(Page and application data records)
|---|

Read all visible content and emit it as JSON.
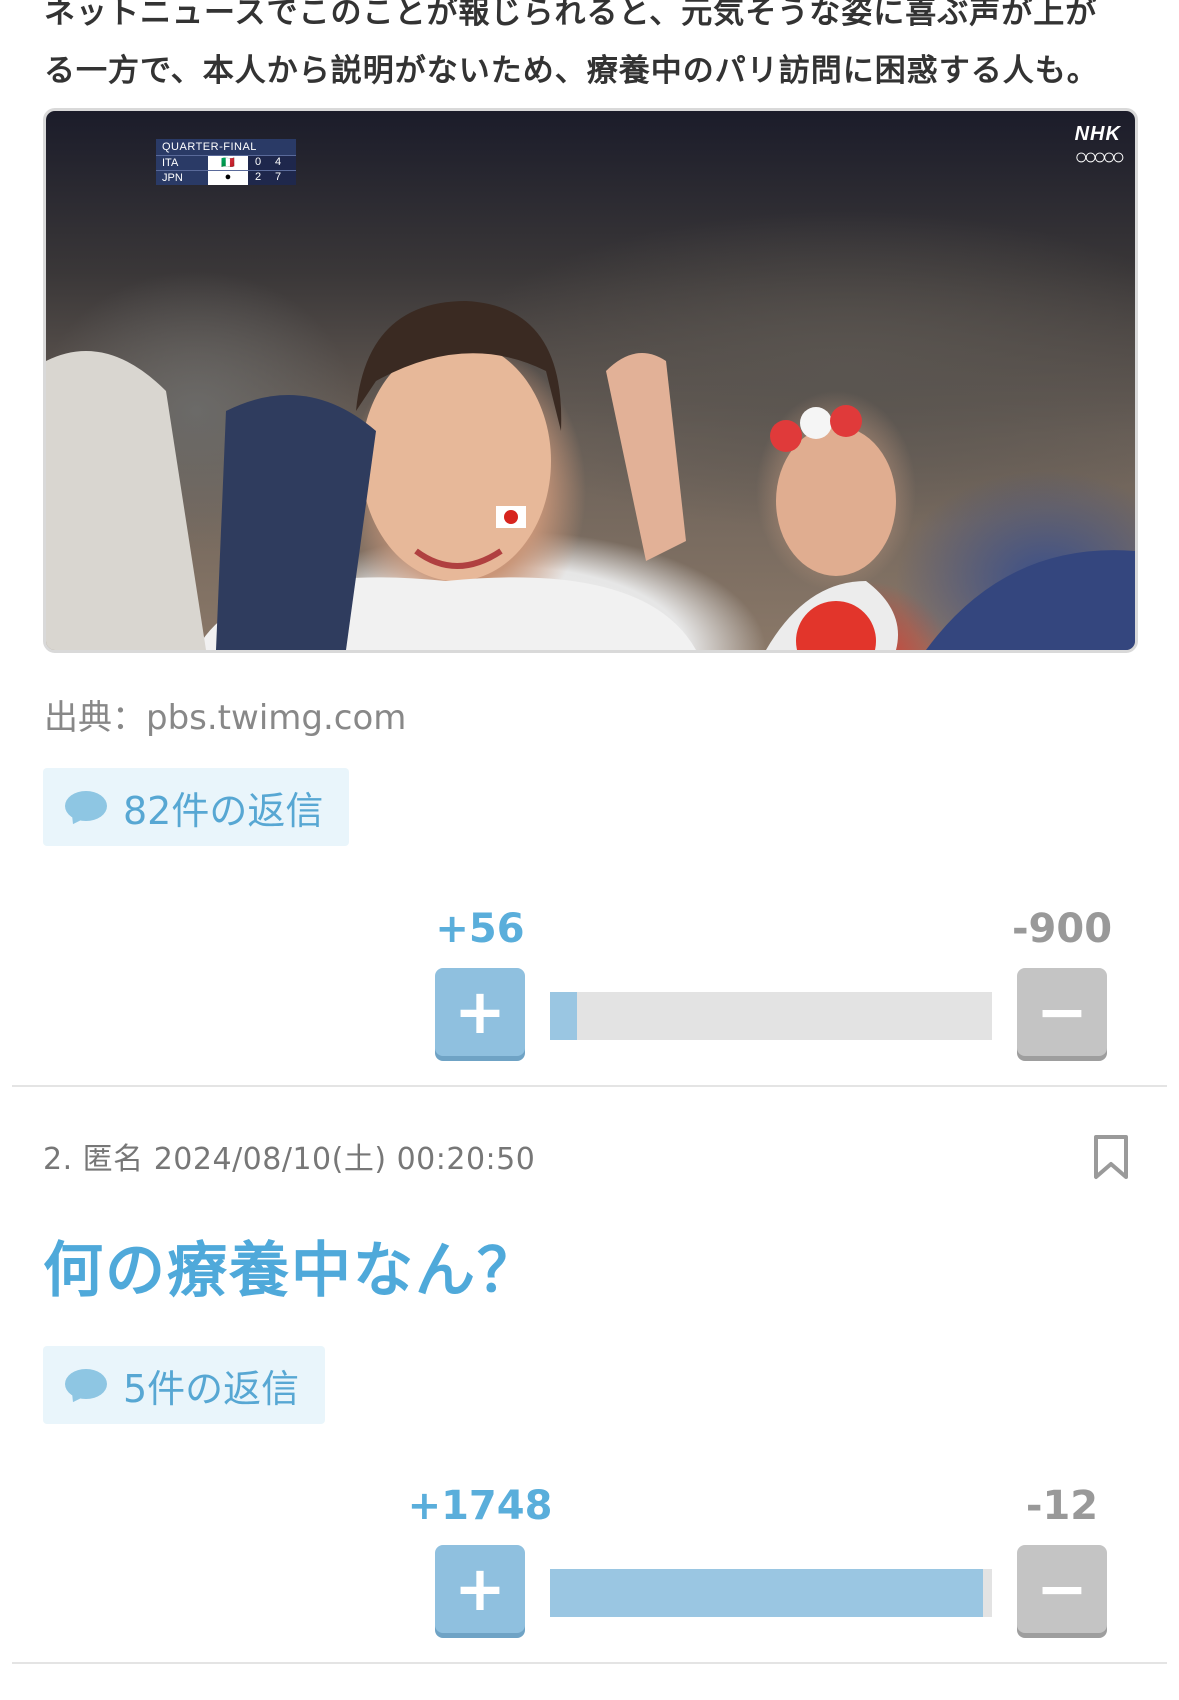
{
  "article": {
    "intro_line_1": "ネットニュースでこのことが報じられると、元気そうな姿に喜ぶ声が上が",
    "intro_line_2": "る一方で、本人から説明がないため、療養中のパリ訪問に困惑する人も。"
  },
  "photo": {
    "scoreboard": {
      "title": "QUARTER-FINAL",
      "teams": [
        {
          "name": "ITA",
          "score_a": "0",
          "score_b": "4"
        },
        {
          "name": "JPN",
          "score_a": "2",
          "score_b": "7"
        }
      ]
    },
    "broadcaster": "NHK"
  },
  "source_label": "出典：pbs.twimg.com",
  "comment_1": {
    "reply_label": "82件の返信",
    "plus": "+56",
    "minus": "-900",
    "plus_ratio": 0.06
  },
  "comment_2": {
    "number": "2.",
    "author": "匿名",
    "timestamp": "2024/08/10(土) 00:20:50",
    "body": "何の療養中なん？",
    "reply_label": "5件の返信",
    "plus": "+1748",
    "minus": "-12",
    "plus_ratio": 0.98
  },
  "colors": {
    "accent_blue": "#4fa9da",
    "plus_button": "#8fc0df",
    "minus_button": "#c4c4c4"
  }
}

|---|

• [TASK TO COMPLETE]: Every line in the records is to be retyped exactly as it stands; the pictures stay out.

• [SOLVED PROBLEM]:
Read all visible content and emit it as JSON.
{
  "article": {
    "intro_line_1": "ネットニュースでこのことが報じられると、元気そうな姿に喜ぶ声が上が",
    "intro_line_2": "る一方で、本人から説明がないため、療養中のパリ訪問に困惑する人も。"
  },
  "photo": {
    "scoreboard": {
      "title": "QUARTER-FINAL",
      "teams": [
        {
          "name": "ITA",
          "score_a": "0",
          "score_b": "4"
        },
        {
          "name": "JPN",
          "score_a": "2",
          "score_b": "7"
        }
      ]
    },
    "broadcaster": "NHK"
  },
  "source_label": "出典：pbs.twimg.com",
  "comment_1": {
    "reply_label": "82件の返信",
    "plus": "+56",
    "minus": "-900",
    "plus_ratio": 0.06
  },
  "comment_2": {
    "number": "2.",
    "author": "匿名",
    "timestamp": "2024/08/10(土) 00:20:50",
    "body": "何の療養中なん？",
    "reply_label": "5件の返信",
    "plus": "+1748",
    "minus": "-12",
    "plus_ratio": 0.98
  },
  "colors": {
    "accent_blue": "#4fa9da",
    "plus_button": "#8fc0df",
    "minus_button": "#c4c4c4"
  }
}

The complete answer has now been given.